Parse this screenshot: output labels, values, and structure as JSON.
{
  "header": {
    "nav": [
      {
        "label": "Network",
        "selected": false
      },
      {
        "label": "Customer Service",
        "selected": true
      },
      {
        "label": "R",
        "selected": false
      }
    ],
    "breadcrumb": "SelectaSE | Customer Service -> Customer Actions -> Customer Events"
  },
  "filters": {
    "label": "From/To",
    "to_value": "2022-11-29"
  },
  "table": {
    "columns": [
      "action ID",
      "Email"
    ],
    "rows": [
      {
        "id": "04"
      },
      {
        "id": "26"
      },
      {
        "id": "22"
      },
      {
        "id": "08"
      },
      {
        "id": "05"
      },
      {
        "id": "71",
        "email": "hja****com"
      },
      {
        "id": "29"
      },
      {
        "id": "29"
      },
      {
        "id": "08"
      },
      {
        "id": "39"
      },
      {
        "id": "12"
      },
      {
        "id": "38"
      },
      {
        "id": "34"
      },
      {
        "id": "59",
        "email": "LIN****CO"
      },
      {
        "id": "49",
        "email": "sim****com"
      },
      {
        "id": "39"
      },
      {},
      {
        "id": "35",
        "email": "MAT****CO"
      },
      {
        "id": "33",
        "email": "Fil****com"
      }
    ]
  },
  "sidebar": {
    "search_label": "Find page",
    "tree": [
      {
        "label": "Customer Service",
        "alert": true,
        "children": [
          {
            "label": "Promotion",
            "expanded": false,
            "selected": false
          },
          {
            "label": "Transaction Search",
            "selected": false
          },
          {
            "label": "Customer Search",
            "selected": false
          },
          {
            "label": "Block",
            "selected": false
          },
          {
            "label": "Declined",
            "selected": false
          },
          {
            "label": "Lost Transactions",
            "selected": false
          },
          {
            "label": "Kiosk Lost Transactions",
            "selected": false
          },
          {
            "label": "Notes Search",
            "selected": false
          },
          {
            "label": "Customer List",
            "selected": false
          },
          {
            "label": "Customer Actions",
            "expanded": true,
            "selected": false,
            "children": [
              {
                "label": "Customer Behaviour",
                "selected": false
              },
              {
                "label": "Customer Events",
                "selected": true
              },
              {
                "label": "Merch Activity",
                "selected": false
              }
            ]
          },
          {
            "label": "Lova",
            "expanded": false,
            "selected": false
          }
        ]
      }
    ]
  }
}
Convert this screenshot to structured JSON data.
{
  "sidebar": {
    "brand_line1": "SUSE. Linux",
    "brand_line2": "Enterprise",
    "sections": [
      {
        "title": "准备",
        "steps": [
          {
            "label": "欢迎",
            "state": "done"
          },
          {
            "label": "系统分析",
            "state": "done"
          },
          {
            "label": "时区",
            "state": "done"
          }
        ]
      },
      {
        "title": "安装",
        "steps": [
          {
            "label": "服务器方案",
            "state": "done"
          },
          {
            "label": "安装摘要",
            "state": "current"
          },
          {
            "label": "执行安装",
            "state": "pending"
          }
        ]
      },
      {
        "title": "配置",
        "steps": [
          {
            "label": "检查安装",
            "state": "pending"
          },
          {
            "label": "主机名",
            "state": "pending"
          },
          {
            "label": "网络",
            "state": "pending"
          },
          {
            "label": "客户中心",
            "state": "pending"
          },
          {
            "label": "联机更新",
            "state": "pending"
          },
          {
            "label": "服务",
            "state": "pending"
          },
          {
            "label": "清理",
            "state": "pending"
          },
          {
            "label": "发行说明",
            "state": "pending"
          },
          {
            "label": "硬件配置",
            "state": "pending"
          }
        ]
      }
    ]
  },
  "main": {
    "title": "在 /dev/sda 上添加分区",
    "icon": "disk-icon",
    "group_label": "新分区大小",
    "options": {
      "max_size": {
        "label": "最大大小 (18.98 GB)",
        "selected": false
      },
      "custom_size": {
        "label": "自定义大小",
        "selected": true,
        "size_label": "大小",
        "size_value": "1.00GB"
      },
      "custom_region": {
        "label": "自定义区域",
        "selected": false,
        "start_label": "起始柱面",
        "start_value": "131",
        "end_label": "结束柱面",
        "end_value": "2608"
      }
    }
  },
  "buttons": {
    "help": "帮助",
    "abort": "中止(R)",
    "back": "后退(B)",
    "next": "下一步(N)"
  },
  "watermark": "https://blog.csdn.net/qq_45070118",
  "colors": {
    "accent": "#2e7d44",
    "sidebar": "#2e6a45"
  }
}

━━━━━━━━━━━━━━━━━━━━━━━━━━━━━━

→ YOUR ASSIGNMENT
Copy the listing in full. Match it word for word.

→ OUTPUT BELOW
Parse this screenshot: output labels, values, and structure as JSON.
{
  "header": {
    "nav": [
      {
        "label": "Network",
        "selected": false
      },
      {
        "label": "Customer Service",
        "selected": true
      },
      {
        "label": "R",
        "selected": false
      }
    ],
    "breadcrumb": "SelectaSE | Customer Service -> Customer Actions -> Customer Events"
  },
  "filters": {
    "label": "From/To",
    "to_value": "2022-11-29"
  },
  "table": {
    "columns": [
      "action ID",
      "Email"
    ],
    "rows": [
      {
        "id": "04"
      },
      {
        "id": "26"
      },
      {
        "id": "22"
      },
      {
        "id": "08"
      },
      {
        "id": "05"
      },
      {
        "id": "71",
        "email": "hja****com"
      },
      {
        "id": "29"
      },
      {
        "id": "29"
      },
      {
        "id": "08"
      },
      {
        "id": "39"
      },
      {
        "id": "12"
      },
      {
        "id": "38"
      },
      {
        "id": "34"
      },
      {
        "id": "59",
        "email": "LIN****CO"
      },
      {
        "id": "49",
        "email": "sim****com"
      },
      {
        "id": "39"
      },
      {},
      {
        "id": "35",
        "email": "MAT****CO"
      },
      {
        "id": "33",
        "email": "Fil****com"
      }
    ]
  },
  "sidebar": {
    "search_label": "Find page",
    "tree": [
      {
        "label": "Customer Service",
        "alert": true,
        "children": [
          {
            "label": "Promotion",
            "expanded": false,
            "selected": false
          },
          {
            "label": "Transaction Search",
            "selected": false
          },
          {
            "label": "Customer Search",
            "selected": false
          },
          {
            "label": "Block",
            "selected": false
          },
          {
            "label": "Declined",
            "selected": false
          },
          {
            "label": "Lost Transactions",
            "selected": false
          },
          {
            "label": "Kiosk Lost Transactions",
            "selected": false
          },
          {
            "label": "Notes Search",
            "selected": false
          },
          {
            "label": "Customer List",
            "selected": false
          },
          {
            "label": "Customer Actions",
            "expanded": true,
            "selected": false,
            "children": [
              {
                "label": "Customer Behaviour",
                "selected": false
              },
              {
                "label": "Customer Events",
                "selected": true
              },
              {
                "label": "Merch Activity",
                "selected": false
              }
            ]
          },
          {
            "label": "Lova",
            "expanded": false,
            "selected": false
          }
        ]
      }
    ]
  }
}
Convert this screenshot to structured JSON data.
{
  "sidebar": {
    "brand_line1": "SUSE. Linux",
    "brand_line2": "Enterprise",
    "sections": [
      {
        "title": "准备",
        "steps": [
          {
            "label": "欢迎",
            "state": "done"
          },
          {
            "label": "系统分析",
            "state": "done"
          },
          {
            "label": "时区",
            "state": "done"
          }
        ]
      },
      {
        "title": "安装",
        "steps": [
          {
            "label": "服务器方案",
            "state": "done"
          },
          {
            "label": "安装摘要",
            "state": "current"
          },
          {
            "label": "执行安装",
            "state": "pending"
          }
        ]
      },
      {
        "title": "配置",
        "steps": [
          {
            "label": "检查安装",
            "state": "pending"
          },
          {
            "label": "主机名",
            "state": "pending"
          },
          {
            "label": "网络",
            "state": "pending"
          },
          {
            "label": "客户中心",
            "state": "pending"
          },
          {
            "label": "联机更新",
            "state": "pending"
          },
          {
            "label": "服务",
            "state": "pending"
          },
          {
            "label": "清理",
            "state": "pending"
          },
          {
            "label": "发行说明",
            "state": "pending"
          },
          {
            "label": "硬件配置",
            "state": "pending"
          }
        ]
      }
    ]
  },
  "main": {
    "title": "在 /dev/sda 上添加分区",
    "icon": "disk-icon",
    "group_label": "新分区大小",
    "options": {
      "max_size": {
        "label": "最大大小 (18.98 GB)",
        "selected": false
      },
      "custom_size": {
        "label": "自定义大小",
        "selected": true,
        "size_label": "大小",
        "size_value": "1.00GB"
      },
      "custom_region": {
        "label": "自定义区域",
        "selected": false,
        "start_label": "起始柱面",
        "start_value": "131",
        "end_label": "结束柱面",
        "end_value": "2608"
      }
    }
  },
  "buttons": {
    "help": "帮助",
    "abort": "中止(R)",
    "back": "后退(B)",
    "next": "下一步(N)"
  },
  "watermark": "https://blog.csdn.net/qq_45070118",
  "colors": {
    "accent": "#2e7d44",
    "sidebar": "#2e6a45"
  }
}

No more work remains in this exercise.